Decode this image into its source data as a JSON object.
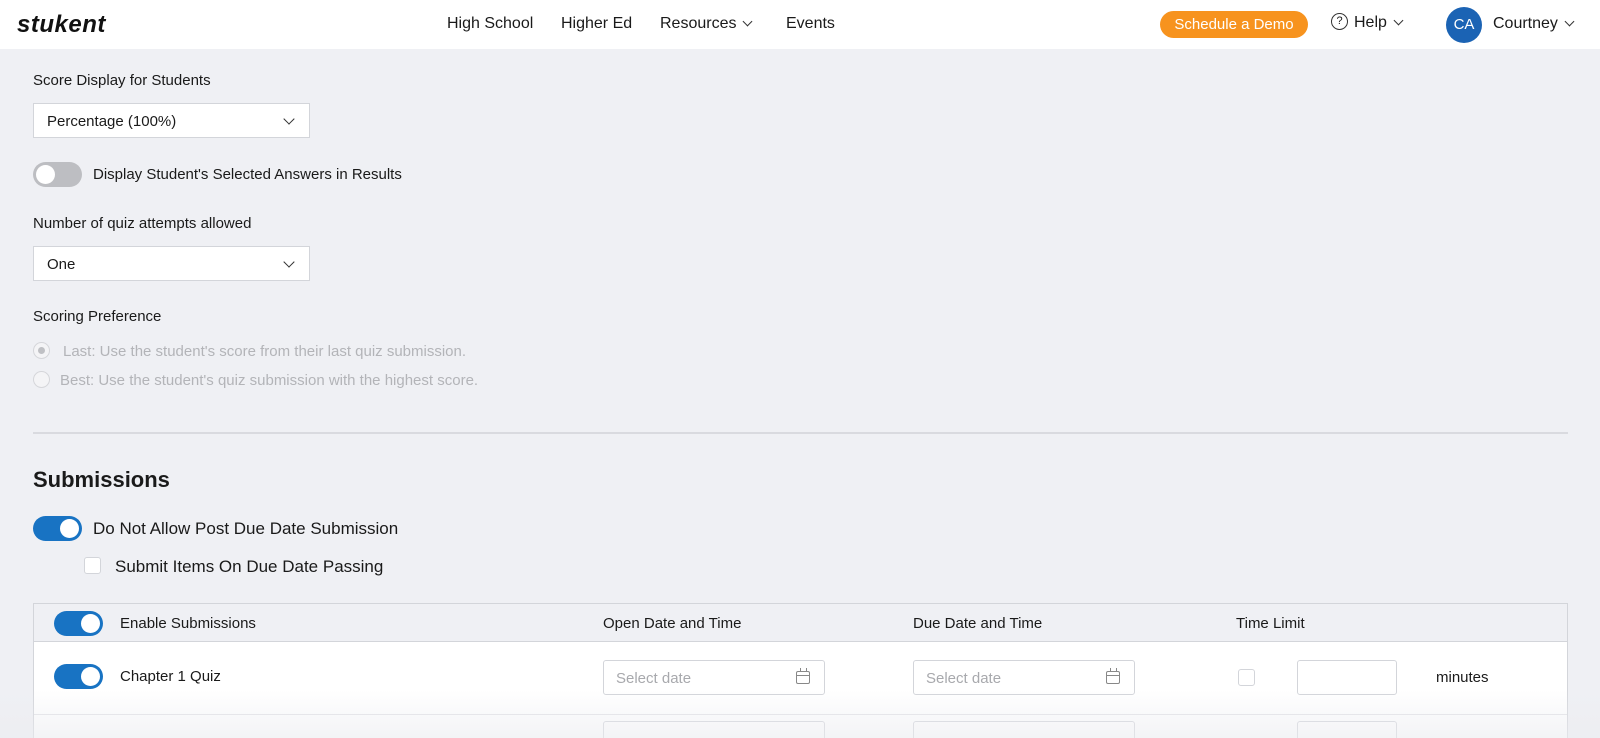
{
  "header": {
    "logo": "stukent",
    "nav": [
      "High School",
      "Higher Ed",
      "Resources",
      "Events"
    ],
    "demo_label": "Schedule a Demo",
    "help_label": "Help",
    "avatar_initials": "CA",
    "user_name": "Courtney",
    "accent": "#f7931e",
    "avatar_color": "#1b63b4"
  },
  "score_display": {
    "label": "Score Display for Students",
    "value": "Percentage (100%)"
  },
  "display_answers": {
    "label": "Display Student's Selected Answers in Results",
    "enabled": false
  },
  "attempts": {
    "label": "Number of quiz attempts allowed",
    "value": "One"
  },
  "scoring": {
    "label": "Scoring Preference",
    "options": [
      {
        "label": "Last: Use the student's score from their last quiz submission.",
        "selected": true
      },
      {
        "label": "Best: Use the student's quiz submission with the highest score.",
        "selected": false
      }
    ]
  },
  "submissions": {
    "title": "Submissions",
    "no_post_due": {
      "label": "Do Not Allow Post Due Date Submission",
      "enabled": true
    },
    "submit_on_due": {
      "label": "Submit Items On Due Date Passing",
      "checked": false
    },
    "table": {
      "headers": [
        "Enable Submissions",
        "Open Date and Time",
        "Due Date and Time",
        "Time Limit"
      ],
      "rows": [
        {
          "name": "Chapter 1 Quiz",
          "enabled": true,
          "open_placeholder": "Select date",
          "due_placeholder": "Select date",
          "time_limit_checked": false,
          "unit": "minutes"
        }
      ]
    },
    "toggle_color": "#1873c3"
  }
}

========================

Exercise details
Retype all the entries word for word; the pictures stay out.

Result of this exercise
Decode this image into its source data as a JSON object.
{
  "header": {
    "logo": "stukent",
    "nav": [
      "High School",
      "Higher Ed",
      "Resources",
      "Events"
    ],
    "demo_label": "Schedule a Demo",
    "help_label": "Help",
    "avatar_initials": "CA",
    "user_name": "Courtney",
    "accent": "#f7931e",
    "avatar_color": "#1b63b4"
  },
  "score_display": {
    "label": "Score Display for Students",
    "value": "Percentage (100%)"
  },
  "display_answers": {
    "label": "Display Student's Selected Answers in Results",
    "enabled": false
  },
  "attempts": {
    "label": "Number of quiz attempts allowed",
    "value": "One"
  },
  "scoring": {
    "label": "Scoring Preference",
    "options": [
      {
        "label": "Last: Use the student's score from their last quiz submission.",
        "selected": true
      },
      {
        "label": "Best: Use the student's quiz submission with the highest score.",
        "selected": false
      }
    ]
  },
  "submissions": {
    "title": "Submissions",
    "no_post_due": {
      "label": "Do Not Allow Post Due Date Submission",
      "enabled": true
    },
    "submit_on_due": {
      "label": "Submit Items On Due Date Passing",
      "checked": false
    },
    "table": {
      "headers": [
        "Enable Submissions",
        "Open Date and Time",
        "Due Date and Time",
        "Time Limit"
      ],
      "rows": [
        {
          "name": "Chapter 1 Quiz",
          "enabled": true,
          "open_placeholder": "Select date",
          "due_placeholder": "Select date",
          "time_limit_checked": false,
          "unit": "minutes"
        }
      ]
    },
    "toggle_color": "#1873c3"
  }
}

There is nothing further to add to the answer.